German mathematician and physical scientist (1777-1855) who contributed significantly to many fields, including geometry and astronomy; he is often referred to as the 'prince of mathematicians' or 'the greatest mathematician since antiquity.' Handwritten manuscript by Carl Friedrich Gauss as director of the astronomical observatory at Gottingen, one page, 4 x 6.5, July-August 1808. Under the heading "Neueste Elemente der Juno [Latest Elements of Juno]," Gauss tracks the orbit of the asteroid Juno from July 30-August 5, 1808, as part of his official work at the Gottingen observatory. This appears to be his official recording of the newest statistical data for Juno; data identical or nearly-identical to the present was officially published by the observatory in 1808 in a work authored by Gauss (“Juno Element VIII,” reprinted in Gauss’ Werke, vol. 6, p. 306). This present document was written just one year after Gauss’ appointment to the directorship. Annotated along the top edge in another hand, "Written by Professor C. F. Gauss at Gottingen." Affixed by its top edge to a larger sheet and in fine condition. A very rare and important manuscript integral to Gauss' life and mind.
Gauss had lifelong interest in astronomy, authoring several important mathematical works on the subject, and serving in his professional life as the director of the Gottingen Observatory for almost 50 years. As an astronomer, Gauss is best known for determining the orbits of the first minor planets (i.e. asteroids) from a scarce number of their observations and calculating their perturbations. Gauss in fact first came to international fame through his 1801 calculation of the orbit of the asteroid Ceres, the first asteroid ever discovered.

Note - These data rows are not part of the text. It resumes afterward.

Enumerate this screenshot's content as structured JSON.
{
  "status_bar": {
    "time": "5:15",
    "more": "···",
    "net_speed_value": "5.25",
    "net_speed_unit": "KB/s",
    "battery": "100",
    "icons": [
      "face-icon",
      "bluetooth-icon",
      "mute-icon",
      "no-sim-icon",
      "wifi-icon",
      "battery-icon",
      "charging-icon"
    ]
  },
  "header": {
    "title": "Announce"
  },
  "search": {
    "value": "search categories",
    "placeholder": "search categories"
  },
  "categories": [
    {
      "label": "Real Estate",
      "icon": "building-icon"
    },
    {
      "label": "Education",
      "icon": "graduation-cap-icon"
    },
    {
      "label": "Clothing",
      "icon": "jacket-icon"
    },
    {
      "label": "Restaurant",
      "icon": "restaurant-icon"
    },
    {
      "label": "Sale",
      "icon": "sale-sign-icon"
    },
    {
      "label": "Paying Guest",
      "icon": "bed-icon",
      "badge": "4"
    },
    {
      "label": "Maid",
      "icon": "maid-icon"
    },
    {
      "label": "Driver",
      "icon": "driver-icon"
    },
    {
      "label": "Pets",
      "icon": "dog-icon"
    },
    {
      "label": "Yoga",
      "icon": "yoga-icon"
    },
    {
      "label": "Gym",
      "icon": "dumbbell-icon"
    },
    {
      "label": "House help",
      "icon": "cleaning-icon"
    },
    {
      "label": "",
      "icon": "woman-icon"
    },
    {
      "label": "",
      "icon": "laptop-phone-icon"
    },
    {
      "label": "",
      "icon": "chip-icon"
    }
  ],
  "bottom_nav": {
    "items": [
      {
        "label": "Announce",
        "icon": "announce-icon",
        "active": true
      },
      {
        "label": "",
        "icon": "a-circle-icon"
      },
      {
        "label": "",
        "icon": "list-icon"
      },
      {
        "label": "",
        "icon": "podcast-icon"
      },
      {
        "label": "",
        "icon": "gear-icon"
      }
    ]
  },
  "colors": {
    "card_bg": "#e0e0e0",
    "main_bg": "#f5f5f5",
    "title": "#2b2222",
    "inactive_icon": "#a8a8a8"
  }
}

Gauss’ work with asteroids resulted in the introduction of the 'Gaussian gravitational constant' and ultimately led to the publication in 1809 of Gauss’ major astronomical work Theoria motus corporum coelestium. His 1801 work with Ceres resulted in Gauss devising an approximative least-square method to determine Ceres’ orbit, a method of calculation which subsequently became the standard means of preliminary orbit determination. His work with the asteroid Juno (discovered in 1804) resulted in Gauss inventing a new method of trigonometric interpolation very closely related to, and predating, the 1807 discovery of the 'Fourier transform.' (Gauss’ invention is sometimes said to be a discrete version of the 'Fast Fourier Transform.') This Juno-inspired mathematical method is articulated in Gauss’ Theoria Interpolationis Methodo Nova Tractata, composed in 1804 but published posthumously.
Gauss’ applied-mathematical work in astronomy led to his appointment as the director of the Gottingen Observatory in 1807, a position he proudly held for the rest of his life.